In addition to the company’s goals, Target had a number of statistics and initiatives to proudly share in its latest CSR report. For instance, Target's overall team member population is 57 percent female, and women comprise 46 percent of its senior leadership ranks. One of their most notable partnerships is with the U.S. Fund for UNICEF in support of UNICEF Kid Power, featuring a child-sized fitness tracker called the Kid Power Band. As the program’s exclusive retailer, Target committed $2.5 million to support Kid Power and help the Kid Power school program to reach up to 70,000 students in high-need communities across the country.
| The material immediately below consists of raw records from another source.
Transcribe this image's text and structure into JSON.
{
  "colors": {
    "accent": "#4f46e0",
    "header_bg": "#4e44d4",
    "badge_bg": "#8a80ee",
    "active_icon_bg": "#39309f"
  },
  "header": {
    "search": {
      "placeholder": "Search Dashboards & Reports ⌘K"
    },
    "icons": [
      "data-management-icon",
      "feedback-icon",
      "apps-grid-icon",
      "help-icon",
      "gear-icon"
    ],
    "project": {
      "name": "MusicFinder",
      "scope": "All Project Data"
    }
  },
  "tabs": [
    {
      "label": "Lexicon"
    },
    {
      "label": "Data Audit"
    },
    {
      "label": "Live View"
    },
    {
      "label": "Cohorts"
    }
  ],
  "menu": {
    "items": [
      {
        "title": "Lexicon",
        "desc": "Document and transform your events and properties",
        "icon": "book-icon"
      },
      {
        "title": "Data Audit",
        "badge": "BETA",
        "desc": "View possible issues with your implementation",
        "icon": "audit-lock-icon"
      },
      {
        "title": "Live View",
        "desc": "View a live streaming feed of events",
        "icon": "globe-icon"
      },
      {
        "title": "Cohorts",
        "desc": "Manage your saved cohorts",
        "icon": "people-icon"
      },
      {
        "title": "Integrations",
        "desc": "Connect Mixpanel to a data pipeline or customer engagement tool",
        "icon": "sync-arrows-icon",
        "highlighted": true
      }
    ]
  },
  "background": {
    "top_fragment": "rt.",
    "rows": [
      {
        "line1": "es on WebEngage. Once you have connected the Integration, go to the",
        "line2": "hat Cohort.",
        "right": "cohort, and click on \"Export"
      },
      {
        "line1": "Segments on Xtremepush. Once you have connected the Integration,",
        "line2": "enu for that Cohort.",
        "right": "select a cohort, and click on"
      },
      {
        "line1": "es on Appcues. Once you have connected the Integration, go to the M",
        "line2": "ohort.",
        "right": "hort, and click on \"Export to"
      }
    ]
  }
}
Also in 2015, Target became one of 154 companies to sign the American Business Act on Climate Pledge. A number of Target’s new goals will support the pledge, including one to reduce energy intensity per square foot by 10 percent by 2020 for the retailer’s stores against a baseline of 2010. This effort alone is expected to eliminate 271,500 metric tons of GHG emissions from the stores—equal to the reduction of annual greenhouse gas (GHG) emissions from nearly 25,000 homes’ energy use.